Asthma is usually treated very effectively with inhaled steroids, but for some patients taking steroid tablets is the only option, even though they can cause serious side effects.
Some people, however, fail to respond even to high doses of oral steroids.
Researcher Professor Tak Lee said: "This research is really exciting and points the direction towards potential new strategies for reversing steroid resistance.
"This has major implications for how to treat patients with severe asthma and could also substantially reduce the use of NHS resources."
The team's results imply that steroid treatment works, at least in part, by inducing the T-cells of the immune system to synthesise a secreted signalling molecule, called IL-10.
This molecule can inhibit the immune responses that cause the symptoms of allergic and asthmatic disease.
Unlike T-cells from healthy individuals, or patients that respond to steroids, T-cells taken from patients who are steroid resistant do not produce IL-10 when cultured in vitro with the steroid, dexamethasone.
However, the researchers found that when vitamin D3 was added to the culture medium along with dexamethasone, this defect was reversed.
The researchers gave daily vitamin D3 supplements to people with asthma who were unresponsive to steroids for seven days.
Blood tests showed the patients' T-cells were more responsive to dexamethasone after they had taken the supplement.
Further work needed
Lead researcher Dr Catherine Hawrylowicz said: "At the moment we only have a preliminary experimental observation.
"We now need to test the benefits of this treatment in the clinic, and we are currently putting a proposal together to carry out this work.

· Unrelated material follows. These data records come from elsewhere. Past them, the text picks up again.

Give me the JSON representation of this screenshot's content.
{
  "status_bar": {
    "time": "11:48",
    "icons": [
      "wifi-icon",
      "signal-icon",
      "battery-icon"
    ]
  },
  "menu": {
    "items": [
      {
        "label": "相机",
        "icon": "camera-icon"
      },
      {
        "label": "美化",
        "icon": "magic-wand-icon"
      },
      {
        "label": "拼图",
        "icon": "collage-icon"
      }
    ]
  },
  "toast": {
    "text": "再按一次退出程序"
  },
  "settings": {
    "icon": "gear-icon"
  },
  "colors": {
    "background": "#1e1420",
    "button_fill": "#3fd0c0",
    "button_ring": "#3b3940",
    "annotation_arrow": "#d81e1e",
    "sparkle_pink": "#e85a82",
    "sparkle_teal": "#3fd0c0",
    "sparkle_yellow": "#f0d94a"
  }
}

"Interestingly, vitamin D3 is at present occasionally administered to patients with severe asthma to help prevent steroid-induced osteoporosis.
"Our studies suggest that there is an additional potential benefit to this treatment."
Dr Lyn Smurthwaite, research development manager at Asthma UK, said: "Two-point-six million people in the UK have severe asthma symptoms, many of whom have restricted treatment options available to them as they do not respond to conventional steroid therapy.
"This research opens up a potentially important new avenue for developing treatments for people with difficult to control asthma."